> **Task material**
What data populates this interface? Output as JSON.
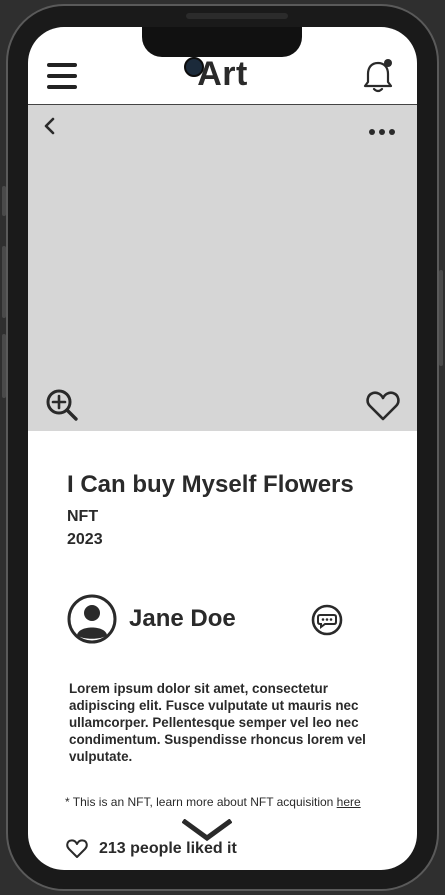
{
  "header": {
    "title": "Art",
    "menu_icon": "hamburger-menu-icon",
    "notification_icon": "bell-icon"
  },
  "hero": {
    "back_icon": "chevron-left-icon",
    "more_icon": "ellipsis-icon",
    "zoom_icon": "zoom-in-icon",
    "favorite_icon": "heart-icon"
  },
  "artwork": {
    "title": "I Can buy Myself Flowers",
    "type": "NFT",
    "year": "2023"
  },
  "artist": {
    "name": "Jane Doe",
    "avatar_icon": "user-avatar-icon",
    "message_icon": "chat-bubble-icon"
  },
  "description": "Lorem ipsum dolor sit amet, consectetur adipiscing elit. Fusce vulputate ut mauris nec ullamcorper. Pellentesque semper vel leo nec condimentum. Suspendisse rhoncus lorem vel vulputate.",
  "footnote": {
    "text": "* This is an NFT, learn more about NFT acquisition ",
    "link": "here"
  },
  "likes": {
    "text": "213 people liked it",
    "icon": "heart-outline-icon"
  },
  "scroll_icon": "chevron-down-icon",
  "colors": {
    "hero_background": "#d6d6d6",
    "text": "#2a2a2a",
    "device_frame": "#1a1a1a"
  }
}
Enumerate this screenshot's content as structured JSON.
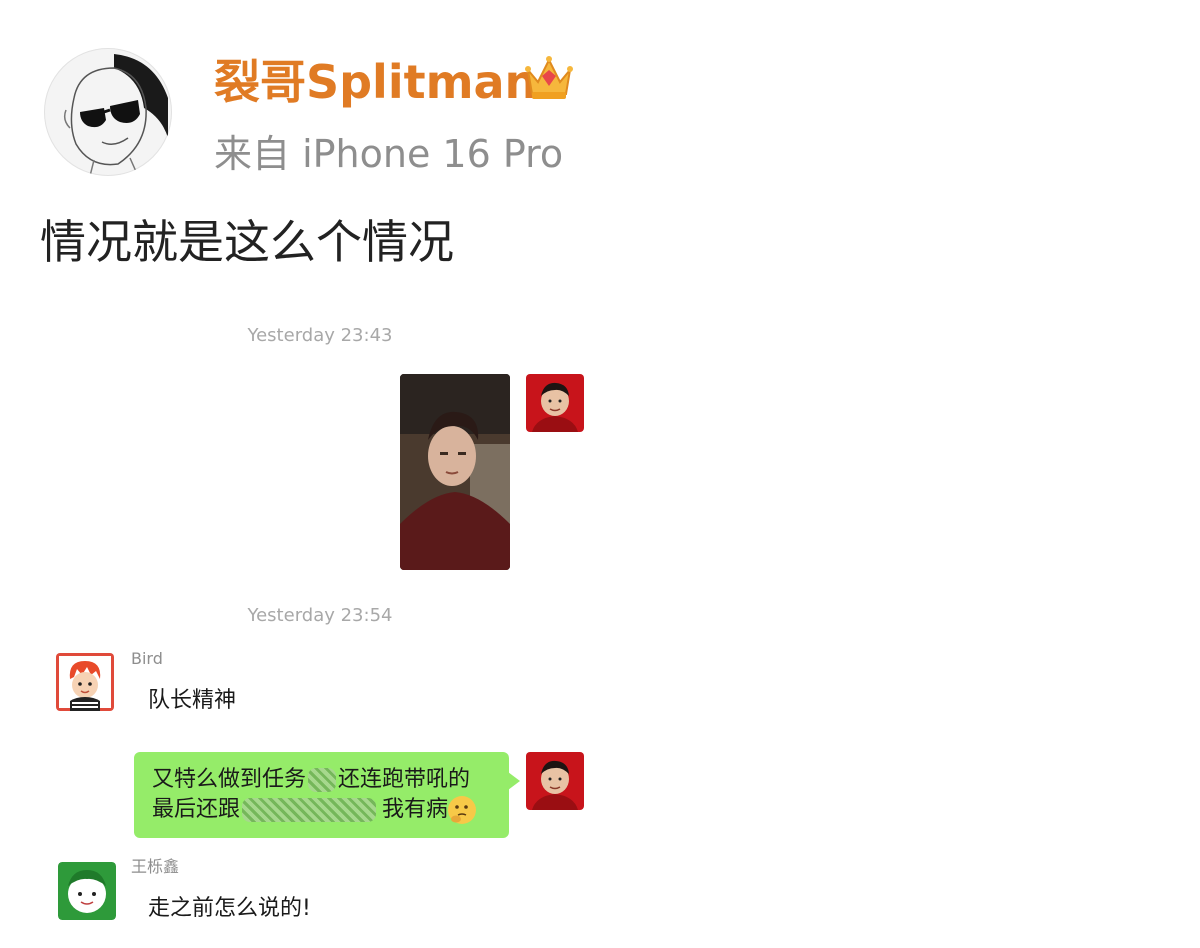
{
  "post": {
    "author": "裂哥Splitman",
    "crown_badge_icon": "crown-icon",
    "source": "来自 iPhone 16 Pro",
    "text": "情况就是这么个情况"
  },
  "chat": {
    "timestamps": [
      "Yesterday 23:43",
      "Yesterday 23:54"
    ],
    "messages": [
      {
        "sender": "",
        "type": "video",
        "side": "right"
      },
      {
        "sender": "Bird",
        "type": "text",
        "side": "left",
        "text": "队长精神"
      },
      {
        "sender": "",
        "type": "text",
        "side": "right",
        "line1_a": "又特么做到任务",
        "line1_b": "还连跑带吼的",
        "line2_a": "最后还跟",
        "line2_b": "我有病"
      },
      {
        "sender": "王栎鑫",
        "type": "text",
        "side": "left",
        "text": "走之前怎么说的!"
      }
    ]
  },
  "colors": {
    "author": "#e07b24",
    "bubble_green": "#95ec69",
    "timestamp": "#a8a8a8"
  }
}
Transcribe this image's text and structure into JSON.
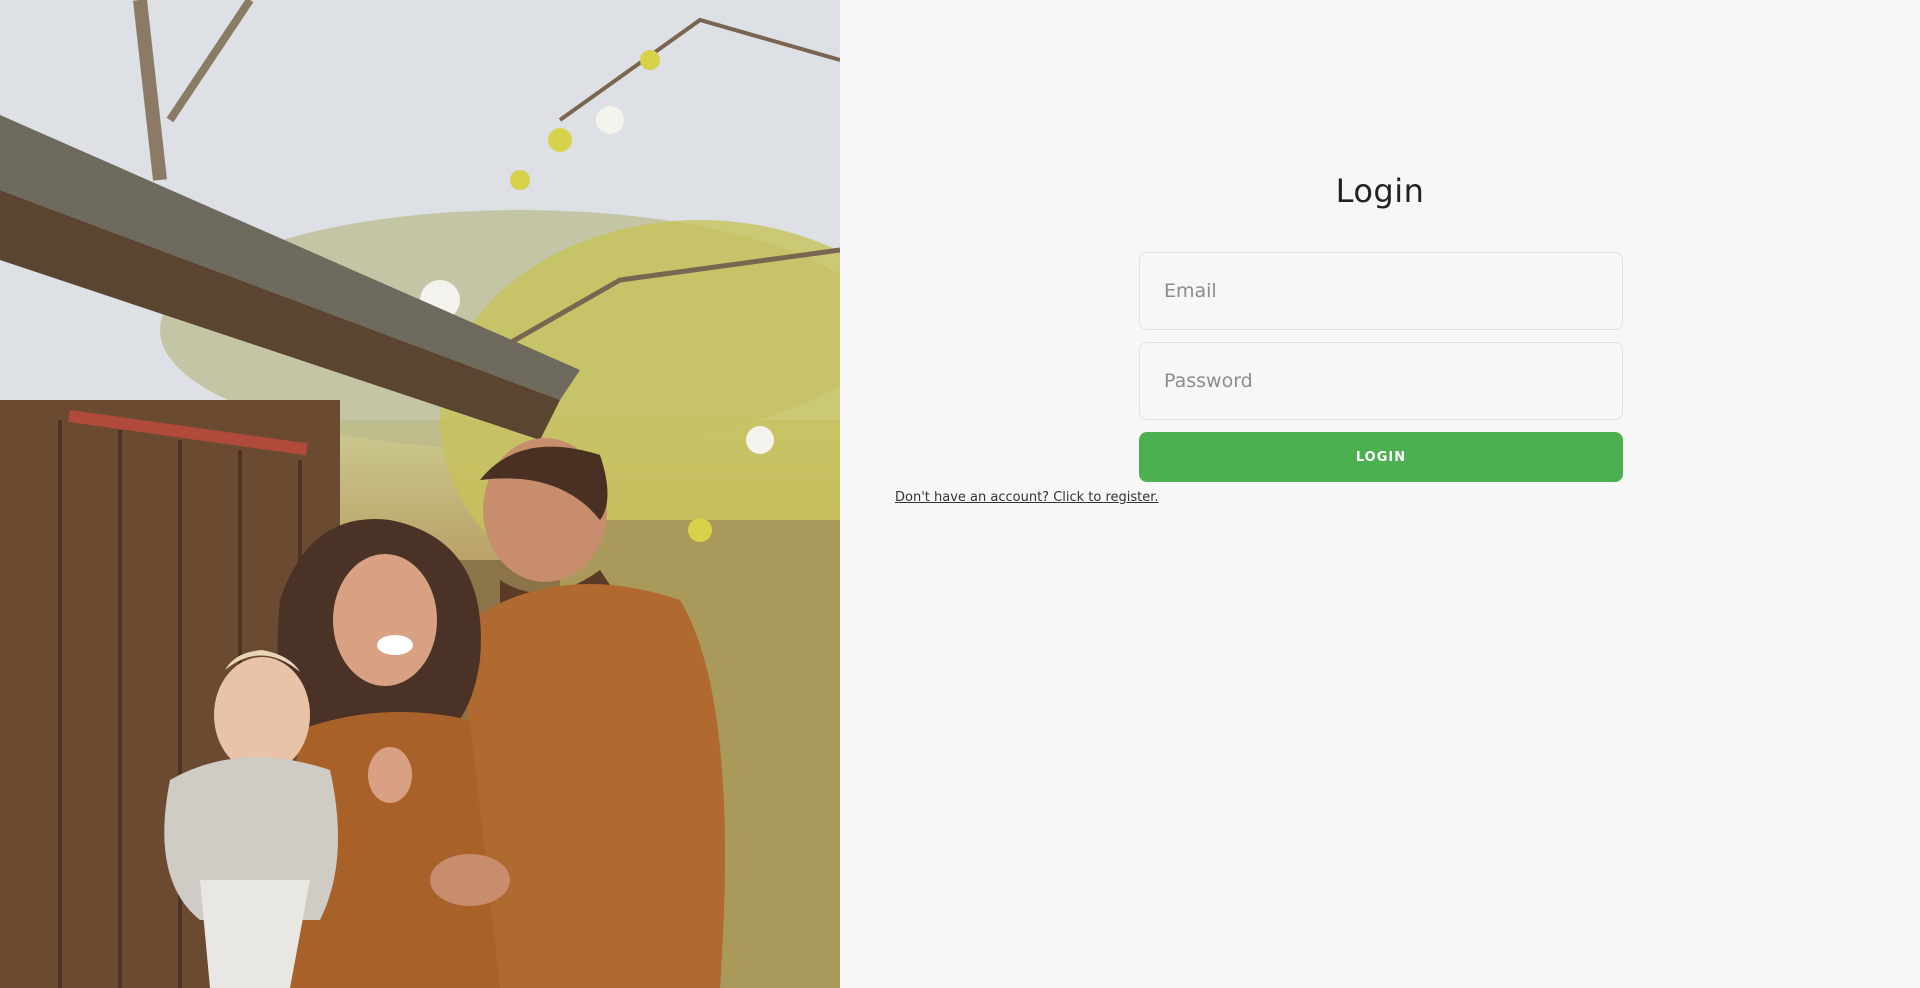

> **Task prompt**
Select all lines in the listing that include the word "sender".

> **Response to the task**
        "sender": "",
        "sender": "Bird",
        "sender": "",
        "sender": "王栎鑫",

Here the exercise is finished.